── DATA SUPPLIED

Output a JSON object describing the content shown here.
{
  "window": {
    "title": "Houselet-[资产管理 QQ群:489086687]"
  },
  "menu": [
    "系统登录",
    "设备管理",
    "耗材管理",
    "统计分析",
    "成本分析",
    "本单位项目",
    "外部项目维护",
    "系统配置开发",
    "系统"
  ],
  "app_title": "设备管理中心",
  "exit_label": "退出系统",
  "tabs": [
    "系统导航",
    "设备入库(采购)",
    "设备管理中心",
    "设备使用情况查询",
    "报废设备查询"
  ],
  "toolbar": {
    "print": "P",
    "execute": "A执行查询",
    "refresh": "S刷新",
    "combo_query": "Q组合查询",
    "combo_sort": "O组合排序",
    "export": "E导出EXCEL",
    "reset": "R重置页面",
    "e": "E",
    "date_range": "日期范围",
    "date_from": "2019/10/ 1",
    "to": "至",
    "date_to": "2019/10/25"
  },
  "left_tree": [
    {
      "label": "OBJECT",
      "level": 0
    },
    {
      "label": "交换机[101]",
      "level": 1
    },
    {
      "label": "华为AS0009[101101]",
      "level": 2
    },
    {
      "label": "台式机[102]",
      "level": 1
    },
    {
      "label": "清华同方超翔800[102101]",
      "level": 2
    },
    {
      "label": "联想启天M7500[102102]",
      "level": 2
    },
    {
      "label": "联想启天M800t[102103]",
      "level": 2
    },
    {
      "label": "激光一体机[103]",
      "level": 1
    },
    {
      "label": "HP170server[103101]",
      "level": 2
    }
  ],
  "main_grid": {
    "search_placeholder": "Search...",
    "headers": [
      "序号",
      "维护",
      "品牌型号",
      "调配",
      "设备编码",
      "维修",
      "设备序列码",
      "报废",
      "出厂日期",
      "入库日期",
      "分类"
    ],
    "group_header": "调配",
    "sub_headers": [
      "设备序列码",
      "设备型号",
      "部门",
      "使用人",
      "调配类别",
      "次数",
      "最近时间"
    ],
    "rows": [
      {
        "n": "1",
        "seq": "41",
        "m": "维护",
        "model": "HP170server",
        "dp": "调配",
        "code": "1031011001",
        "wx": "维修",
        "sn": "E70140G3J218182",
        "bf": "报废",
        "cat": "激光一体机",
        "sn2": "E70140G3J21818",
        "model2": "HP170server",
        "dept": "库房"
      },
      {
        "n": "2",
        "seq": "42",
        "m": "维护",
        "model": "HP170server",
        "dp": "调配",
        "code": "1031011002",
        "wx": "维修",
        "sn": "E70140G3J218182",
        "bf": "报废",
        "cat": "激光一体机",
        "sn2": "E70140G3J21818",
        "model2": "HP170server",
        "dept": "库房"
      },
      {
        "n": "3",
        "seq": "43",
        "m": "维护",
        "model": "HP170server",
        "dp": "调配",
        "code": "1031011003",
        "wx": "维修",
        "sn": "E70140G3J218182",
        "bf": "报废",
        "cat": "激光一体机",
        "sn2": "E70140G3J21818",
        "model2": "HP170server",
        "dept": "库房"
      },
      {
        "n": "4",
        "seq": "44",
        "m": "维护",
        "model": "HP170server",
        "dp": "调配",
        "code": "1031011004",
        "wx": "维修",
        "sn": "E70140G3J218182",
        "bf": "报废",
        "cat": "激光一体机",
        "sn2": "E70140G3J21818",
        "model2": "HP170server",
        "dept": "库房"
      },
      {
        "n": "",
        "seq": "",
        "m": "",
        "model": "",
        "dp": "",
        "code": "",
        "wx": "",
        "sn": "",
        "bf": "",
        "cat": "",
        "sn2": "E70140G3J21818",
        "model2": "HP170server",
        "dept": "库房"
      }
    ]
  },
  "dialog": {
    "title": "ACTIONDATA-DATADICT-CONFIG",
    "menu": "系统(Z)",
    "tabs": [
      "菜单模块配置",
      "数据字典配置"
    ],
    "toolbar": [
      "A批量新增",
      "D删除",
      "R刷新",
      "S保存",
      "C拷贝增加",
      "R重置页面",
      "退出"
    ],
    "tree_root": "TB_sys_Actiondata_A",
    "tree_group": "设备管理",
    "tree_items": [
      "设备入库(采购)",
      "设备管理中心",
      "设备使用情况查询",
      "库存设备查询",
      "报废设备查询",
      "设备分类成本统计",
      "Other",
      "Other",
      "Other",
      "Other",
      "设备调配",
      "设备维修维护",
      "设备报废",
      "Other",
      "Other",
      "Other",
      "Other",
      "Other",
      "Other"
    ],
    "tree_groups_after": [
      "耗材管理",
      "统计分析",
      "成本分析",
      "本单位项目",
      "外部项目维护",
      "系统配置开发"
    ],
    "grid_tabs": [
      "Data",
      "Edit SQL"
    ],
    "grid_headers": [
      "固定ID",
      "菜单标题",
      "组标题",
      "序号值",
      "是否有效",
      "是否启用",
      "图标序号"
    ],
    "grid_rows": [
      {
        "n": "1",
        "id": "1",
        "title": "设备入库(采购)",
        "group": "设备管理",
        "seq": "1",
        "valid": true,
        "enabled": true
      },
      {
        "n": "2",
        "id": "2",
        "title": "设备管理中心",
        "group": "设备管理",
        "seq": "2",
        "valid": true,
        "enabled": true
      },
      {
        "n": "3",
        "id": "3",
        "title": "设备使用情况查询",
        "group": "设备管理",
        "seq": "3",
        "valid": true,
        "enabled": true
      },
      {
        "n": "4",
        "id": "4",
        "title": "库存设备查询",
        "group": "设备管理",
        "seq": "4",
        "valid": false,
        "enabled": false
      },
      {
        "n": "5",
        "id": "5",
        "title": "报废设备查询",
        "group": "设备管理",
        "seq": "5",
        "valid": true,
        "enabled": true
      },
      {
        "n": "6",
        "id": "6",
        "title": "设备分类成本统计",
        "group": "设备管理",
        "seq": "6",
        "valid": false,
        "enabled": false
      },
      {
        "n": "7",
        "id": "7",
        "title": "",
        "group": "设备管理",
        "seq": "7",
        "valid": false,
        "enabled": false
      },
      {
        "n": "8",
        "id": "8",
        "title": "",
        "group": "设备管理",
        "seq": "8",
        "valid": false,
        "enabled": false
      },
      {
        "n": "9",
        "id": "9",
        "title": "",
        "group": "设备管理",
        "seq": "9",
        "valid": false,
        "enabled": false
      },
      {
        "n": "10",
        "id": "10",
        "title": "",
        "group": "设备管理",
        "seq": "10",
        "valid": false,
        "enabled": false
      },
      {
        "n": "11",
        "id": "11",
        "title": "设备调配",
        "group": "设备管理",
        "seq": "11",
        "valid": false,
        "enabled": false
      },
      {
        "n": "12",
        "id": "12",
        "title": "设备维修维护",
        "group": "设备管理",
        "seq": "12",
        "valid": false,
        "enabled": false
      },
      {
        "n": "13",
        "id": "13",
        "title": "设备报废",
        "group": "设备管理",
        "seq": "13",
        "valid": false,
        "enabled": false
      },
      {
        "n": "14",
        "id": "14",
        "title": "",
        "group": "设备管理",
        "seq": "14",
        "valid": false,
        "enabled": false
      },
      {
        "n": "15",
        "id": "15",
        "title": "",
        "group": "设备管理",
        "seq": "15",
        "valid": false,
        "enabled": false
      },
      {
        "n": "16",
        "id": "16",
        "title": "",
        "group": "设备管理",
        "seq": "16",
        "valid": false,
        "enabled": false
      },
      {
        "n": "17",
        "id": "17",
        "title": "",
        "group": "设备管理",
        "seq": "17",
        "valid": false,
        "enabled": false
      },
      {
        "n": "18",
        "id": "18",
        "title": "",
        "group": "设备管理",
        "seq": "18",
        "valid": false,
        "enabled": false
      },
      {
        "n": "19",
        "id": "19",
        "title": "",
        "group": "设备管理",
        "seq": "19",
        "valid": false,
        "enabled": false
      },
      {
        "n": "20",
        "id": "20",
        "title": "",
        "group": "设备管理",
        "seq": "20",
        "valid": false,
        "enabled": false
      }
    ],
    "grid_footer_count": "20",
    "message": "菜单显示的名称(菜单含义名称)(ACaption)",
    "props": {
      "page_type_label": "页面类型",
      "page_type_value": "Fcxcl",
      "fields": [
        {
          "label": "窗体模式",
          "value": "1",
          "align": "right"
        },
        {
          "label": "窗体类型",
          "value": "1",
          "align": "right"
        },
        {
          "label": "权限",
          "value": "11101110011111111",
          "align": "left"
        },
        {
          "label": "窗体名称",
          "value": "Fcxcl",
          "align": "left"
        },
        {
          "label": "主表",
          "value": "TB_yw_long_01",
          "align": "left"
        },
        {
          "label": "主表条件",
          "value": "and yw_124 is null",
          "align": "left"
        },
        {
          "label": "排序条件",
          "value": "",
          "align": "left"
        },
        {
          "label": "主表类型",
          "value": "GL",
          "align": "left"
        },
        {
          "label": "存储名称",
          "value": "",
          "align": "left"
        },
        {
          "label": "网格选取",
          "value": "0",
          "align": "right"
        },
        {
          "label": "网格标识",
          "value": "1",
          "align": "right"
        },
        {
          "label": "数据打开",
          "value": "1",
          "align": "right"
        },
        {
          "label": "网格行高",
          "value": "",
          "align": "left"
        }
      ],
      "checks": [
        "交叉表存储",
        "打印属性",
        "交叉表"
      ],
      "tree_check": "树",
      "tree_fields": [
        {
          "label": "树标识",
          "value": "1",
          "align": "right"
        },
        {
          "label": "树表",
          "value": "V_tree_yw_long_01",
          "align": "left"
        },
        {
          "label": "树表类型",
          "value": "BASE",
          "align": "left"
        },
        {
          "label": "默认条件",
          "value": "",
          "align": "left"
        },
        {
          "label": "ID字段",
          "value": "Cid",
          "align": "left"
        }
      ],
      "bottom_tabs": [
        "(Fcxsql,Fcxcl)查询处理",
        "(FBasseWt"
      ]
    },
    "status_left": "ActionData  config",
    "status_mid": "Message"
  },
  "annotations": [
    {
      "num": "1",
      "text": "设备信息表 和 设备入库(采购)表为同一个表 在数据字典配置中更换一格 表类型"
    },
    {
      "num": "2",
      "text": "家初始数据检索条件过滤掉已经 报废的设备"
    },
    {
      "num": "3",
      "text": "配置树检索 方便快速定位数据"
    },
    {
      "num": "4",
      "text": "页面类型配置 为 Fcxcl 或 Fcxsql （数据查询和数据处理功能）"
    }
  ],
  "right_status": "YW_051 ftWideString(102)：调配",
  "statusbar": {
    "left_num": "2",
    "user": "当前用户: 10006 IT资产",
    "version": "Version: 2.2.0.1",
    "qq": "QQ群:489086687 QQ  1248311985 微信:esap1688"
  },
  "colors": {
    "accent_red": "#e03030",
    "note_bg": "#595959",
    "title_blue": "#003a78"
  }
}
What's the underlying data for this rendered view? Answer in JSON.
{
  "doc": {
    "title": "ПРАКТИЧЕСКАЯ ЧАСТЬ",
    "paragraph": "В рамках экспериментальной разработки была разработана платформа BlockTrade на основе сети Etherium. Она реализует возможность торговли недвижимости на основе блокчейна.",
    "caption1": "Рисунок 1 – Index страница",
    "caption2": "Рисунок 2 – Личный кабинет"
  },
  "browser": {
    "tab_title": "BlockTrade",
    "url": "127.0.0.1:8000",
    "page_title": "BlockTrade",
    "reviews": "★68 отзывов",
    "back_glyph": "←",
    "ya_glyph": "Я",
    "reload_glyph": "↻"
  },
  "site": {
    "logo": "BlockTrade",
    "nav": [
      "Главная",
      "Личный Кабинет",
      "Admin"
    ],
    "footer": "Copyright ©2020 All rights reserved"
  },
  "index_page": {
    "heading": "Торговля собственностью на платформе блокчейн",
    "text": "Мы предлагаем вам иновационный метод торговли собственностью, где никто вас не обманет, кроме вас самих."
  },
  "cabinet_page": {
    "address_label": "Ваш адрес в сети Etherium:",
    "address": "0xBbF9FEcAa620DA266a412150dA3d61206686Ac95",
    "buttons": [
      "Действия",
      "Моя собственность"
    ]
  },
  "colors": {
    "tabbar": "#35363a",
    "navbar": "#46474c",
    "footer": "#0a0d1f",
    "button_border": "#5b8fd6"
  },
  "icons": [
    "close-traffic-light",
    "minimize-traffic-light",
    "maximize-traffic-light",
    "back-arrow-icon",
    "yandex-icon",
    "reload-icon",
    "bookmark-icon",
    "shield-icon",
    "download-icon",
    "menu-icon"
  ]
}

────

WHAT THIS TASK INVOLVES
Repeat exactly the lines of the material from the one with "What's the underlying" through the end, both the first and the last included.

EXERCISE RESPONSE
What's the underlying data for this rendered view? Answer in JSON.
{
  "doc": {
    "title": "ПРАКТИЧЕСКАЯ ЧАСТЬ",
    "paragraph": "В рамках экспериментальной разработки была разработана платформа BlockTrade на основе сети Etherium. Она реализует возможность торговли недвижимости на основе блокчейна.",
    "caption1": "Рисунок 1 – Index страница",
    "caption2": "Рисунок 2 – Личный кабинет"
  },
  "browser": {
    "tab_title": "BlockTrade",
    "url": "127.0.0.1:8000",
    "page_title": "BlockTrade",
    "reviews": "★68 отзывов",
    "back_glyph": "←",
    "ya_glyph": "Я",
    "reload_glyph": "↻"
  },
  "site": {
    "logo": "BlockTrade",
    "nav": [
      "Главная",
      "Личный Кабинет",
      "Admin"
    ],
    "footer": "Copyright ©2020 All rights reserved"
  },
  "index_page": {
    "heading": "Торговля собственностью на платформе блокчейн",
    "text": "Мы предлагаем вам иновационный метод торговли собственностью, где никто вас не обманет, кроме вас самих."
  },
  "cabinet_page": {
    "address_label": "Ваш адрес в сети Etherium:",
    "address": "0xBbF9FEcAa620DA266a412150dA3d61206686Ac95",
    "buttons": [
      "Действия",
      "Моя собственность"
    ]
  },
  "colors": {
    "tabbar": "#35363a",
    "navbar": "#46474c",
    "footer": "#0a0d1f",
    "button_border": "#5b8fd6"
  },
  "icons": [
    "close-traffic-light",
    "minimize-traffic-light",
    "maximize-traffic-light",
    "back-arrow-icon",
    "yandex-icon",
    "reload-icon",
    "bookmark-icon",
    "shield-icon",
    "download-icon",
    "menu-icon"
  ]
}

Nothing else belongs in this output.